I would like you to print all the records below exactly as they are.

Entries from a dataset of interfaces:
•••••
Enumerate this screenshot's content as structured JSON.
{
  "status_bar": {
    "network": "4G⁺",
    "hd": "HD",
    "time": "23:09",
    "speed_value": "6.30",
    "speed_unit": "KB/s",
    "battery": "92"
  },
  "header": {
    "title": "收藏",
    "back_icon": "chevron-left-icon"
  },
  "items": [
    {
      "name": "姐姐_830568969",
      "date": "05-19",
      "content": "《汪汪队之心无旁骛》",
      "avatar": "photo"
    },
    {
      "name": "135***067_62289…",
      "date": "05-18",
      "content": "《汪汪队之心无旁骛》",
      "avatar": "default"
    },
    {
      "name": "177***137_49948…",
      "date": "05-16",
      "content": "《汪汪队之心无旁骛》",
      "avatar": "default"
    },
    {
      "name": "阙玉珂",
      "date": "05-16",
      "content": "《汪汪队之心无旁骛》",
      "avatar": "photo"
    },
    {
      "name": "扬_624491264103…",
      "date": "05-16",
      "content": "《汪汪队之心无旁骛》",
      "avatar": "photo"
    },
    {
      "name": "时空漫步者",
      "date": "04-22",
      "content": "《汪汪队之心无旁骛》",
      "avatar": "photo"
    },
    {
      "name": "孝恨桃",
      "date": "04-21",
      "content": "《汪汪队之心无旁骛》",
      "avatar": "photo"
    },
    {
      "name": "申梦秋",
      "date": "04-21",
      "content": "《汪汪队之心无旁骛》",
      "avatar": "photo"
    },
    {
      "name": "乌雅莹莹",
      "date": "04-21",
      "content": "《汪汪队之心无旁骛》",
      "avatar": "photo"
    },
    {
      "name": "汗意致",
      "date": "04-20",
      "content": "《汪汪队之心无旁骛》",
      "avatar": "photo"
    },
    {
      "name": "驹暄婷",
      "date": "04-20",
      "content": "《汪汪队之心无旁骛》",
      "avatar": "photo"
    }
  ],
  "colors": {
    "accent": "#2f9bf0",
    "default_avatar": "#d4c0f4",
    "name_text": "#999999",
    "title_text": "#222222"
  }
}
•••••
Response:
Enumerate this screenshot's content as structured JSON.
{
  "status_bar": {
    "network": "4G⁺",
    "hd": "HD",
    "time": "23:09",
    "speed_value": "6.30",
    "speed_unit": "KB/s",
    "battery": "92"
  },
  "header": {
    "title": "收藏",
    "back_icon": "chevron-left-icon"
  },
  "items": [
    {
      "name": "姐姐_830568969",
      "date": "05-19",
      "content": "《汪汪队之心无旁骛》",
      "avatar": "photo"
    },
    {
      "name": "135***067_62289…",
      "date": "05-18",
      "content": "《汪汪队之心无旁骛》",
      "avatar": "default"
    },
    {
      "name": "177***137_49948…",
      "date": "05-16",
      "content": "《汪汪队之心无旁骛》",
      "avatar": "default"
    },
    {
      "name": "阙玉珂",
      "date": "05-16",
      "content": "《汪汪队之心无旁骛》",
      "avatar": "photo"
    },
    {
      "name": "扬_624491264103…",
      "date": "05-16",
      "content": "《汪汪队之心无旁骛》",
      "avatar": "photo"
    },
    {
      "name": "时空漫步者",
      "date": "04-22",
      "content": "《汪汪队之心无旁骛》",
      "avatar": "photo"
    },
    {
      "name": "孝恨桃",
      "date": "04-21",
      "content": "《汪汪队之心无旁骛》",
      "avatar": "photo"
    },
    {
      "name": "申梦秋",
      "date": "04-21",
      "content": "《汪汪队之心无旁骛》",
      "avatar": "photo"
    },
    {
      "name": "乌雅莹莹",
      "date": "04-21",
      "content": "《汪汪队之心无旁骛》",
      "avatar": "photo"
    },
    {
      "name": "汗意致",
      "date": "04-20",
      "content": "《汪汪队之心无旁骛》",
      "avatar": "photo"
    },
    {
      "name": "驹暄婷",
      "date": "04-20",
      "content": "《汪汪队之心无旁骛》",
      "avatar": "photo"
    }
  ],
  "colors": {
    "accent": "#2f9bf0",
    "default_avatar": "#d4c0f4",
    "name_text": "#999999",
    "title_text": "#222222"
  }
}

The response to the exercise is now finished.